At Oh My Green, we practice what we preach. Beyond nutrition, we emphasize mindfulness within our own organization through twice a day meditation for 20 minutes. We also constantly offer opportunities for people to be active, find work/life balance and live healthier and happier lives at work, whether through walking meetings, thoughtful office design, or free healthy snacks and drinks. When wellness practices can be incorporated organically into your culture, it becomes part of the way you do things.
How has your leadership grown and changed over the course of founding Oh My Green? What tips do you have for other leaders of companies in the valley?
I’ve learned a lot since founding Oh My Green, the most important lesson being that the common concept of what it takes to “succeed in the startup world”—long hours, little sleep, never leaving the office—are not just wrong, but counter-productive. In fact, it creates a culture of burnout, bad decisions and behavior. At Oh My Green, we’ve prioritized building an organizational culture that values health, wellbeing, purpose, and happiness as much as output. And guess what? Not only has this resulted in a workforce that’s more motivated and engaged, but it’s also translated into productivity. We’ve realized nearly 18% growth, month over month, since the company’s inception and are currently at around 400 employees. Most importantly, our team hasn’t had to burn or stress themselves out to achieve this success.

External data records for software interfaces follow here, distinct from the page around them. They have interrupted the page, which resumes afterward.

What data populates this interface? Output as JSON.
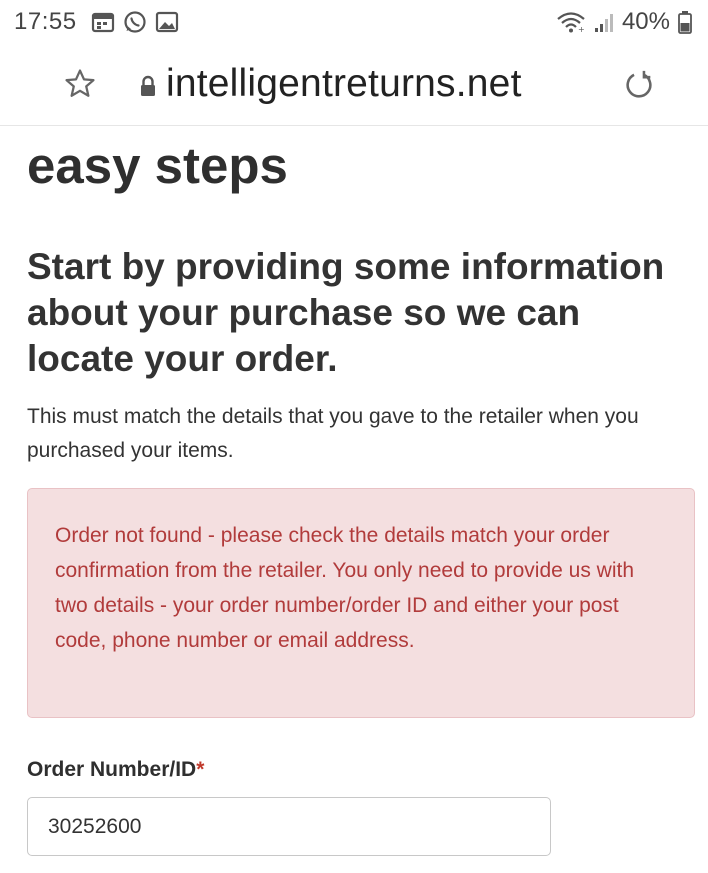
{
  "status_bar": {
    "time": "17:55",
    "battery": "40%",
    "icons": [
      "calendar-icon",
      "whatsapp-icon",
      "gallery-icon",
      "wifi-icon",
      "signal-icon",
      "battery-icon"
    ]
  },
  "browser": {
    "url": "intelligentreturns.net",
    "icons": [
      "star-icon",
      "lock-icon",
      "reload-icon"
    ]
  },
  "page": {
    "heading": "easy steps",
    "subheading": "Start by providing some information about your purchase so we can locate your order.",
    "description": "This must match the details that you gave to the retailer when you purchased your items.",
    "error_message": "Order not found - please check the details match your order confirmation from the retailer. You only need to provide us with two details - your order number/order ID and either your post code, phone number or email address.",
    "order_field": {
      "label": "Order Number/ID",
      "required_mark": "*",
      "value": "30252600"
    }
  },
  "colors": {
    "error_text": "#b13b3b",
    "error_bg": "#f4dfe0",
    "required": "#c0392b"
  }
}
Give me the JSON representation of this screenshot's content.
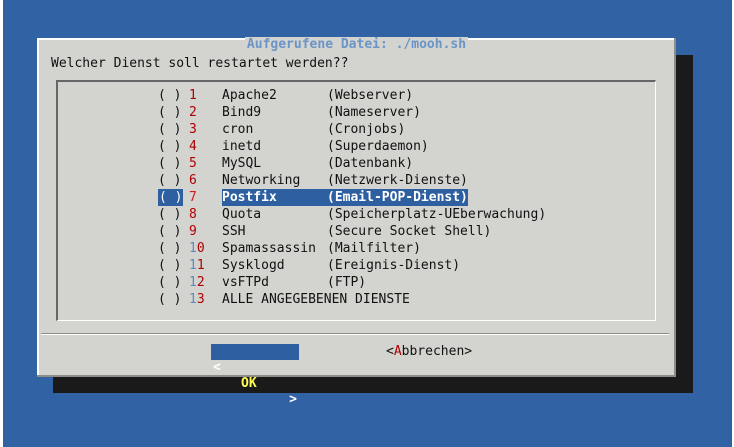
{
  "dialog": {
    "title": "Aufgerufene Datei: ./mooh.sh",
    "prompt": "Welcher Dienst soll restartet werden??"
  },
  "items": [
    {
      "mark": "( )",
      "num": "1",
      "service": "Apache2",
      "desc": "(Webserver)"
    },
    {
      "mark": "( )",
      "num": "2",
      "service": "Bind9",
      "desc": "(Nameserver)"
    },
    {
      "mark": "( )",
      "num": "3",
      "service": "cron",
      "desc": "(Cronjobs)"
    },
    {
      "mark": "( )",
      "num": "4",
      "service": "inetd",
      "desc": "(Superdaemon)"
    },
    {
      "mark": "( )",
      "num": "5",
      "service": "MySQL",
      "desc": "(Datenbank)"
    },
    {
      "mark": "( )",
      "num": "6",
      "service": "Networking",
      "desc": "(Netzwerk-Dienste)"
    },
    {
      "mark": "( )",
      "num": "7",
      "service": "Postfix",
      "desc": "(Email-POP-Dienst)"
    },
    {
      "mark": "( )",
      "num": "8",
      "service": "Quota",
      "desc": "(Speicherplatz-UEberwachung)"
    },
    {
      "mark": "( )",
      "num": "9",
      "service": "SSH",
      "desc": "(Secure Socket Shell)"
    },
    {
      "mark": "( )",
      "num": "10",
      "service": "Spamassassin",
      "desc": "(Mailfilter)"
    },
    {
      "mark": "( )",
      "num": "11",
      "service": "Sysklogd",
      "desc": "(Ereignis-Dienst)"
    },
    {
      "mark": "( )",
      "num": "12",
      "service": "vsFTPd",
      "desc": "(FTP)"
    },
    {
      "mark": "( )",
      "num": "13",
      "service": "ALLE ANGEGEBENEN DIENSTE",
      "desc": ""
    }
  ],
  "selected_index": 6,
  "buttons": {
    "ok": {
      "left": "<",
      "label": "OK",
      "right": ">"
    },
    "cancel": {
      "open": "<",
      "hotkey": "A",
      "rest": "bbrechen",
      "close": ">"
    }
  },
  "colors": {
    "desktop": "#3162a3",
    "dialog": "#d3d3cf",
    "highlight": "#2e5fa0",
    "hotkey": "#b00000",
    "title": "#6b95c7"
  }
}
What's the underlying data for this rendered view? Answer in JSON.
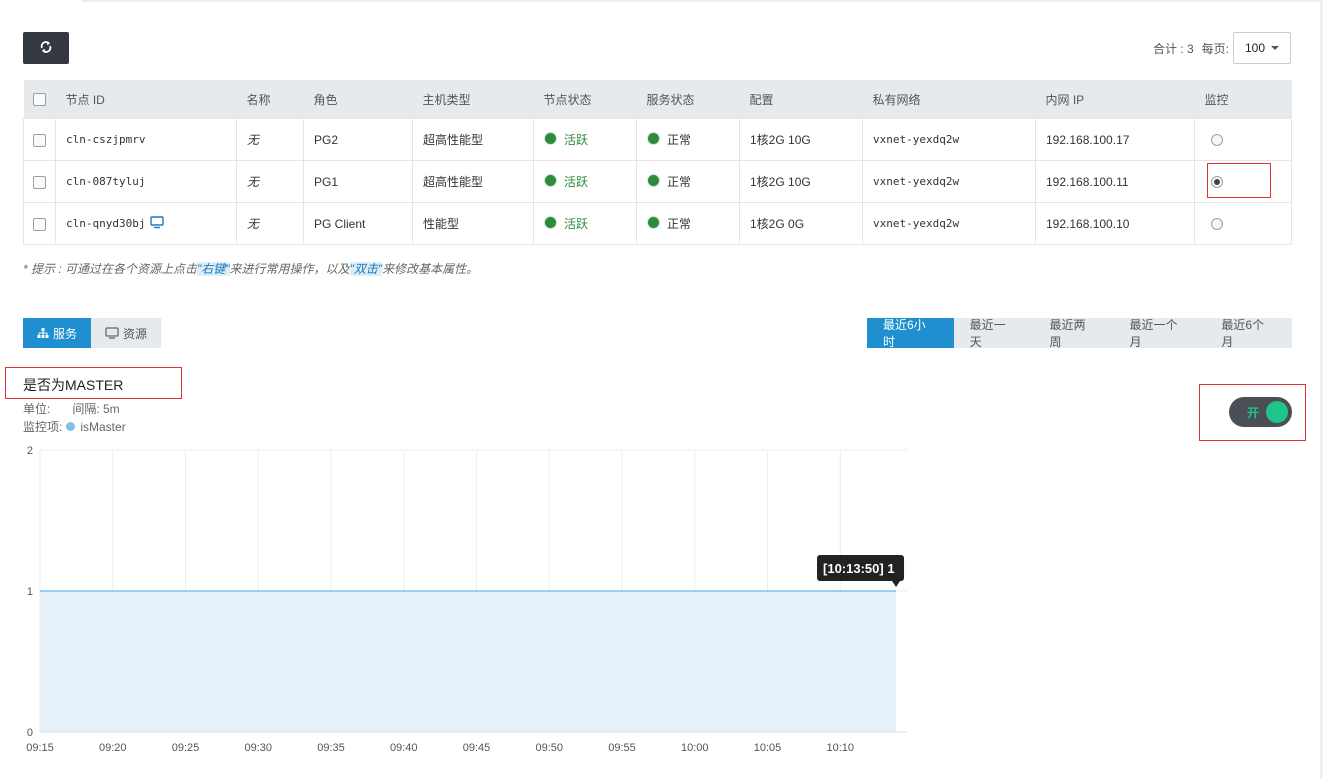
{
  "toolbar": {
    "refresh_icon": "refresh-icon"
  },
  "pager": {
    "total_label": "合计 : 3",
    "per_page_label": "每页:",
    "per_page_value": "100"
  },
  "table": {
    "headers": [
      "节点 ID",
      "名称",
      "角色",
      "主机类型",
      "节点状态",
      "服务状态",
      "配置",
      "私有网络",
      "内网 IP",
      "监控"
    ],
    "rows": [
      {
        "id": "cln-cszjpmrv",
        "name": "无",
        "role": "PG2",
        "host_type": "超高性能型",
        "node_status": "活跃",
        "service_status": "正常",
        "config": "1核2G 10G",
        "vxnet": "vxnet-yexdq2w",
        "ip": "192.168.100.17",
        "monitor_selected": false
      },
      {
        "id": "cln-087tyluj",
        "name": "无",
        "role": "PG1",
        "host_type": "超高性能型",
        "node_status": "活跃",
        "service_status": "正常",
        "config": "1核2G 10G",
        "vxnet": "vxnet-yexdq2w",
        "ip": "192.168.100.11",
        "monitor_selected": true
      },
      {
        "id": "cln-qnyd30bj",
        "name": "无",
        "role": "PG Client",
        "host_type": "性能型",
        "node_status": "活跃",
        "service_status": "正常",
        "config": "1核2G 0G",
        "vxnet": "vxnet-yexdq2w",
        "ip": "192.168.100.10",
        "monitor_selected": false
      }
    ]
  },
  "tip": {
    "prefix": "* 提示 : 可通过在各个资源上点击",
    "hl1": "\"右键\"",
    "mid": "来进行常用操作，以及",
    "hl2": "\"双击\"",
    "suffix": "来修改基本属性。"
  },
  "tabs": {
    "service": "服务",
    "resource": "资源"
  },
  "ranges": [
    "最近6小时",
    "最近一天",
    "最近两周",
    "最近一个月",
    "最近6个月"
  ],
  "chart_header": {
    "title": "是否为MASTER",
    "unit_label": "单位:",
    "interval_label": "间隔: 5m",
    "items_label": "监控项:",
    "series_name": "isMaster"
  },
  "toggle": {
    "label": "开",
    "on": true
  },
  "colors": {
    "accent": "#1f8fd0",
    "active_green": "#2e8b3e",
    "toggle_green": "#1ec58a",
    "series": "#7fc1ea"
  },
  "chart_data": {
    "type": "area",
    "x": [
      "09:15",
      "09:20",
      "09:25",
      "09:30",
      "09:35",
      "09:40",
      "09:45",
      "09:50",
      "09:55",
      "10:00",
      "10:05",
      "10:10",
      "10:13:50"
    ],
    "x_tick_labels": [
      "09:15",
      "09:20",
      "09:25",
      "09:30",
      "09:35",
      "09:40",
      "09:45",
      "09:50",
      "09:55",
      "10:00",
      "10:05",
      "10:10"
    ],
    "series": [
      {
        "name": "isMaster",
        "values": [
          1,
          1,
          1,
          1,
          1,
          1,
          1,
          1,
          1,
          1,
          1,
          1,
          1
        ]
      }
    ],
    "ylim": [
      0,
      2
    ],
    "y_ticks": [
      "0",
      "1",
      "2"
    ],
    "tooltip": {
      "time": "[10:13:50]",
      "value": "1"
    },
    "grid": true
  }
}
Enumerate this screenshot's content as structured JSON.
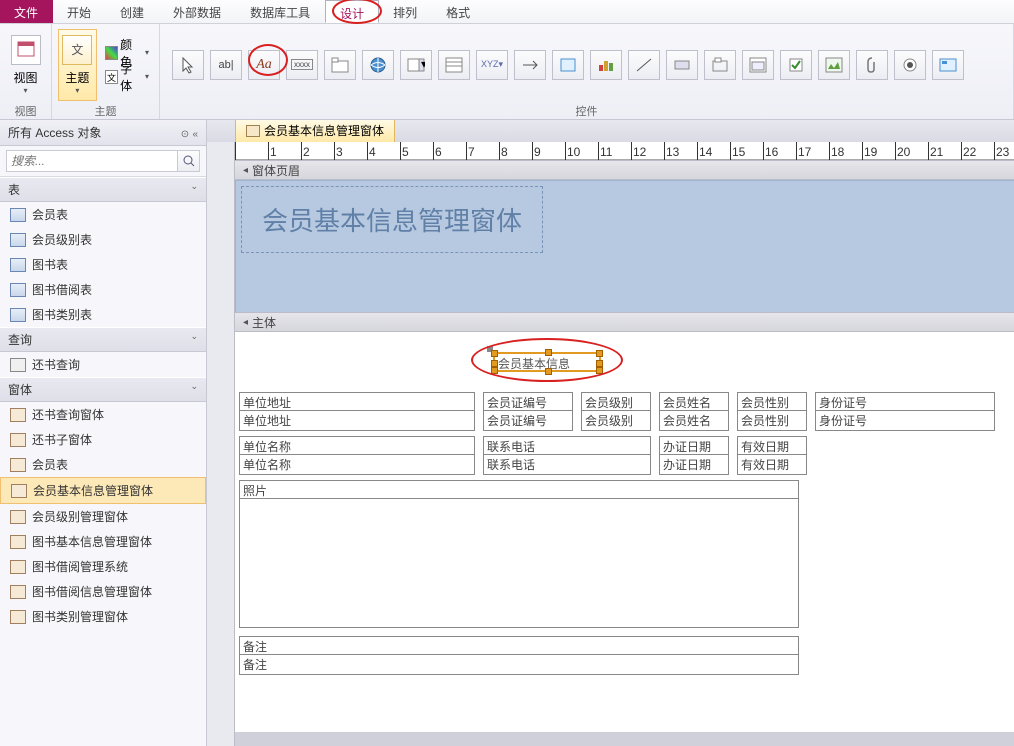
{
  "menu": {
    "file": "文件",
    "tabs": [
      "开始",
      "创建",
      "外部数据",
      "数据库工具",
      "设计",
      "排列",
      "格式"
    ],
    "active": "设计"
  },
  "ribbon": {
    "view_group": "视图",
    "view_btn": "视图",
    "theme_group": "主题",
    "theme_btn": "主题",
    "colors": "颜色",
    "fonts": "字体",
    "controls_group": "控件"
  },
  "nav": {
    "title": "所有 Access 对象",
    "search_placeholder": "搜索...",
    "cat_tables": "表",
    "tables": [
      "会员表",
      "会员级别表",
      "图书表",
      "图书借阅表",
      "图书类别表"
    ],
    "cat_queries": "查询",
    "queries": [
      "还书查询"
    ],
    "cat_forms": "窗体",
    "forms": [
      "还书查询窗体",
      "还书子窗体",
      "会员表",
      "会员基本信息管理窗体",
      "会员级别管理窗体",
      "图书基本信息管理窗体",
      "图书借阅管理系统",
      "图书借阅信息管理窗体",
      "图书类别管理窗体"
    ],
    "selected_form": "会员基本信息管理窗体"
  },
  "document": {
    "tab_title": "会员基本信息管理窗体",
    "section_header": "窗体页眉",
    "section_detail": "主体",
    "form_title": "会员基本信息管理窗体",
    "selected_label": "会员基本信息",
    "fields_row1_labels": [
      "单位地址",
      "会员证编号",
      "会员级别",
      "会员姓名",
      "会员性别",
      "身份证号"
    ],
    "fields_row1_ctrls": [
      "单位地址",
      "会员证编号",
      "会员级别",
      "会员姓名",
      "会员性别",
      "身份证号"
    ],
    "fields_row2_labels": [
      "单位名称",
      "联系电话",
      "办证日期",
      "有效日期"
    ],
    "fields_row2_ctrls": [
      "单位名称",
      "联系电话",
      "办证日期",
      "有效日期"
    ],
    "photo_label": "照片",
    "remark_label": "备注",
    "remark_ctrl": "备注"
  }
}
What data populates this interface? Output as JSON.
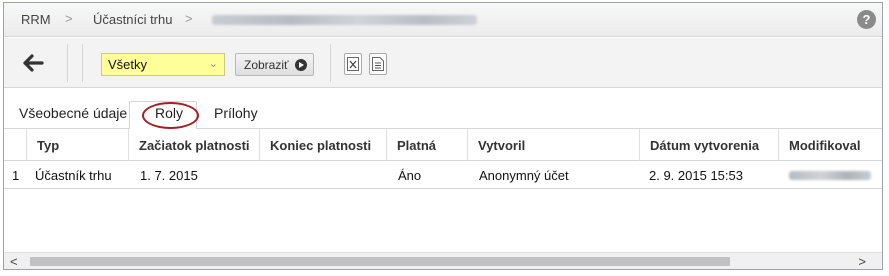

Personally, I’m especially passionate about the power of meditation as a productivity enhancer. The two times I spend on transcendental meditation each day actually make me more focused, calm and creative during the time I spend working and it plays a key role in my ability to be an effective leader. My advice for today’s leaders would include the following:
- Define your culture and mission on day 1. If you don’t truly care about what you are creating, it’s going to be really hard to summon the passion you need to succeed. In turn, it will be hard to inspire your team and recruit value aligned people.
- Eat healthy, get restful sleep, spend time with family and friends, exercise, meditate. When one is tired, stressed or sick, bad (and often difficult to reverse) decisions follow. I have learned that rest is the basis of activity and that there shouldn’t have to be a choice between being successful and being well.
- Build meaningful relationships with your team and spend meaningful time with them. Leverage lots of humor and levity in your interactions to create a low stress / low threat environment. A successful company is more than its leader. Co-create objectives with your team and then trust them to execute and achieve results (you likely spent lots of time recruiting amazing people in the first place). Praise and appreciate often.
- Focus: Figure out the thing that is most important in any given day and do that—everything else can wait. Outsource all chores and scheduling. EAs are wonderful; but there are also affordable virtual assistants or other services that help make time for things that matter.
In many cases “doing less” and finding balance in your life will actually lead you to accomplish more.